- _PROBLEM TO SOLVE_
Would you set down all of the entries below exactly as they stand?

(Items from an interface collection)
──────

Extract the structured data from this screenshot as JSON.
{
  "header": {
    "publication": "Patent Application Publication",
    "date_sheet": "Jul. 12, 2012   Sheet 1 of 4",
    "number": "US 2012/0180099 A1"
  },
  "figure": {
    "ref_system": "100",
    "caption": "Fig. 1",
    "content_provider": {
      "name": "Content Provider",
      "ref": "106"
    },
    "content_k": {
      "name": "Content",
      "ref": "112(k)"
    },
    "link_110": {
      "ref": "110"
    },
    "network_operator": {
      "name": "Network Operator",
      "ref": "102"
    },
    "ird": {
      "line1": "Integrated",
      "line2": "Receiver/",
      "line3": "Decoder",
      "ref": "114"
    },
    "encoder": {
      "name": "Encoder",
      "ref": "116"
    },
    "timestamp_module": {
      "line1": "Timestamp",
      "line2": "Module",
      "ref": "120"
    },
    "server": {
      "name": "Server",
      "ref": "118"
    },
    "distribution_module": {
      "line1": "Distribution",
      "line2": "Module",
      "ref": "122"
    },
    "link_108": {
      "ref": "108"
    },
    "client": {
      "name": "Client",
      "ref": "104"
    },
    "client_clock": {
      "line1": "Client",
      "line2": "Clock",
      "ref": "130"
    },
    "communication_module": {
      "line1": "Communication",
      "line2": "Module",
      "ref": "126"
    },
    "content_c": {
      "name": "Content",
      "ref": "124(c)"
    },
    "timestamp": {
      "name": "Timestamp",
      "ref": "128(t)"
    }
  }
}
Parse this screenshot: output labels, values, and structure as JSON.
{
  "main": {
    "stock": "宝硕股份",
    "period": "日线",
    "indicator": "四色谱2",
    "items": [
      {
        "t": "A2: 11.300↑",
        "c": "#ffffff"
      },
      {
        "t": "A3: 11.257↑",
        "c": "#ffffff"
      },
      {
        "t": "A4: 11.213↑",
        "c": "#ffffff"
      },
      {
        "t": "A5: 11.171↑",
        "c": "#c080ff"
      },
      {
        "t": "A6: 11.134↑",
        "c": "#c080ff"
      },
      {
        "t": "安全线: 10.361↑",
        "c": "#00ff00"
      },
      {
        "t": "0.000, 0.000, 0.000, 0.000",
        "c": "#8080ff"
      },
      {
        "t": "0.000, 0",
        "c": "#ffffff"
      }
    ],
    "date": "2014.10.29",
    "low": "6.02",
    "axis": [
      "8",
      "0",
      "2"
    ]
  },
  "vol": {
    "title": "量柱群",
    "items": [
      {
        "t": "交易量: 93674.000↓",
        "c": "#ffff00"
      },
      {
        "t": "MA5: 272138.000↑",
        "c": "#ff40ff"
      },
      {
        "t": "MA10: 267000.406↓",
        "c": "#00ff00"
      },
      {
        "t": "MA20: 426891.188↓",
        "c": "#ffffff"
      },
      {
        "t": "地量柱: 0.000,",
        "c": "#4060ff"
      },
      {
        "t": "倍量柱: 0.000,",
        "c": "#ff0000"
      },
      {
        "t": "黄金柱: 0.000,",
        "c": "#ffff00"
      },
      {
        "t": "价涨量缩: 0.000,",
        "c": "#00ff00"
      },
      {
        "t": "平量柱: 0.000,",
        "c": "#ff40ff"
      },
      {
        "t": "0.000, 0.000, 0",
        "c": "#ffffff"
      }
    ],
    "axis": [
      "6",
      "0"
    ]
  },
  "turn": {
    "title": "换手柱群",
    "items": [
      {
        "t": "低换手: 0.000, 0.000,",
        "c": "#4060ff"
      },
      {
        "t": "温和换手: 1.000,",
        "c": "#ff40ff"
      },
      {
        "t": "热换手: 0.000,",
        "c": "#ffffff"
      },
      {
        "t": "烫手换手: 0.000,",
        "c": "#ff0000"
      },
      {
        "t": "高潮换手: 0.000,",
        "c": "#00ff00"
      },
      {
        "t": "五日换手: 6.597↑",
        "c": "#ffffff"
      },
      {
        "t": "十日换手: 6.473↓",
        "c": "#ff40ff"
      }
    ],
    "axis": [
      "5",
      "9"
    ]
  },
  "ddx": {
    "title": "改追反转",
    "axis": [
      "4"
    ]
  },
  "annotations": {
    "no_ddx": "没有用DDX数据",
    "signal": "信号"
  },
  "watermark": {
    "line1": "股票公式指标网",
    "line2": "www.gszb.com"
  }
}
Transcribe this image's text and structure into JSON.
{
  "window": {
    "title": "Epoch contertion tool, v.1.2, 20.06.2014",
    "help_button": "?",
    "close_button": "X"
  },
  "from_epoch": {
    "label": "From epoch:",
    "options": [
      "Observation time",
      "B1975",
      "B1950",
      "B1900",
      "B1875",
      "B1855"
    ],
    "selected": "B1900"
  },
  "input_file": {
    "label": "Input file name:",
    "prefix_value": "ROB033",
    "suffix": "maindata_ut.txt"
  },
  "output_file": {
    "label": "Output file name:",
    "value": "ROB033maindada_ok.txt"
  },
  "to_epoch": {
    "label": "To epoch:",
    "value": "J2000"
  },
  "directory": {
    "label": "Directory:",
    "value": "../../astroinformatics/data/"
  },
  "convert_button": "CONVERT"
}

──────

- _SOLUTION TO THIS EXERCISE_
Extract the structured data from this screenshot as JSON.
{
  "header": {
    "publication": "Patent Application Publication",
    "date_sheet": "Jul. 12, 2012   Sheet 1 of 4",
    "number": "US 2012/0180099 A1"
  },
  "figure": {
    "ref_system": "100",
    "caption": "Fig. 1",
    "content_provider": {
      "name": "Content Provider",
      "ref": "106"
    },
    "content_k": {
      "name": "Content",
      "ref": "112(k)"
    },
    "link_110": {
      "ref": "110"
    },
    "network_operator": {
      "name": "Network Operator",
      "ref": "102"
    },
    "ird": {
      "line1": "Integrated",
      "line2": "Receiver/",
      "line3": "Decoder",
      "ref": "114"
    },
    "encoder": {
      "name": "Encoder",
      "ref": "116"
    },
    "timestamp_module": {
      "line1": "Timestamp",
      "line2": "Module",
      "ref": "120"
    },
    "server": {
      "name": "Server",
      "ref": "118"
    },
    "distribution_module": {
      "line1": "Distribution",
      "line2": "Module",
      "ref": "122"
    },
    "link_108": {
      "ref": "108"
    },
    "client": {
      "name": "Client",
      "ref": "104"
    },
    "client_clock": {
      "line1": "Client",
      "line2": "Clock",
      "ref": "130"
    },
    "communication_module": {
      "line1": "Communication",
      "line2": "Module",
      "ref": "126"
    },
    "content_c": {
      "name": "Content",
      "ref": "124(c)"
    },
    "timestamp": {
      "name": "Timestamp",
      "ref": "128(t)"
    }
  }
}
Parse this screenshot: output labels, values, and structure as JSON.
{
  "main": {
    "stock": "宝硕股份",
    "period": "日线",
    "indicator": "四色谱2",
    "items": [
      {
        "t": "A2: 11.300↑",
        "c": "#ffffff"
      },
      {
        "t": "A3: 11.257↑",
        "c": "#ffffff"
      },
      {
        "t": "A4: 11.213↑",
        "c": "#ffffff"
      },
      {
        "t": "A5: 11.171↑",
        "c": "#c080ff"
      },
      {
        "t": "A6: 11.134↑",
        "c": "#c080ff"
      },
      {
        "t": "安全线: 10.361↑",
        "c": "#00ff00"
      },
      {
        "t": "0.000, 0.000, 0.000, 0.000",
        "c": "#8080ff"
      },
      {
        "t": "0.000, 0",
        "c": "#ffffff"
      }
    ],
    "date": "2014.10.29",
    "low": "6.02",
    "axis": [
      "8",
      "0",
      "2"
    ]
  },
  "vol": {
    "title": "量柱群",
    "items": [
      {
        "t": "交易量: 93674.000↓",
        "c": "#ffff00"
      },
      {
        "t": "MA5: 272138.000↑",
        "c": "#ff40ff"
      },
      {
        "t": "MA10: 267000.406↓",
        "c": "#00ff00"
      },
      {
        "t": "MA20: 426891.188↓",
        "c": "#ffffff"
      },
      {
        "t": "地量柱: 0.000,",
        "c": "#4060ff"
      },
      {
        "t": "倍量柱: 0.000,",
        "c": "#ff0000"
      },
      {
        "t": "黄金柱: 0.000,",
        "c": "#ffff00"
      },
      {
        "t": "价涨量缩: 0.000,",
        "c": "#00ff00"
      },
      {
        "t": "平量柱: 0.000,",
        "c": "#ff40ff"
      },
      {
        "t": "0.000, 0.000, 0",
        "c": "#ffffff"
      }
    ],
    "axis": [
      "6",
      "0"
    ]
  },
  "turn": {
    "title": "换手柱群",
    "items": [
      {
        "t": "低换手: 0.000, 0.000,",
        "c": "#4060ff"
      },
      {
        "t": "温和换手: 1.000,",
        "c": "#ff40ff"
      },
      {
        "t": "热换手: 0.000,",
        "c": "#ffffff"
      },
      {
        "t": "烫手换手: 0.000,",
        "c": "#ff0000"
      },
      {
        "t": "高潮换手: 0.000,",
        "c": "#00ff00"
      },
      {
        "t": "五日换手: 6.597↑",
        "c": "#ffffff"
      },
      {
        "t": "十日换手: 6.473↓",
        "c": "#ff40ff"
      }
    ],
    "axis": [
      "5",
      "9"
    ]
  },
  "ddx": {
    "title": "改追反转",
    "axis": [
      "4"
    ]
  },
  "annotations": {
    "no_ddx": "没有用DDX数据",
    "signal": "信号"
  },
  "watermark": {
    "line1": "股票公式指标网",
    "line2": "www.gszb.com"
  }
}
Transcribe this image's text and structure into JSON.
{
  "window": {
    "title": "Epoch contertion tool, v.1.2, 20.06.2014",
    "help_button": "?",
    "close_button": "X"
  },
  "from_epoch": {
    "label": "From epoch:",
    "options": [
      "Observation time",
      "B1975",
      "B1950",
      "B1900",
      "B1875",
      "B1855"
    ],
    "selected": "B1900"
  },
  "input_file": {
    "label": "Input file name:",
    "prefix_value": "ROB033",
    "suffix": "maindata_ut.txt"
  },
  "output_file": {
    "label": "Output file name:",
    "value": "ROB033maindada_ok.txt"
  },
  "to_epoch": {
    "label": "To epoch:",
    "value": "J2000"
  },
  "directory": {
    "label": "Directory:",
    "value": "../../astroinformatics/data/"
  },
  "convert_button": "CONVERT"
}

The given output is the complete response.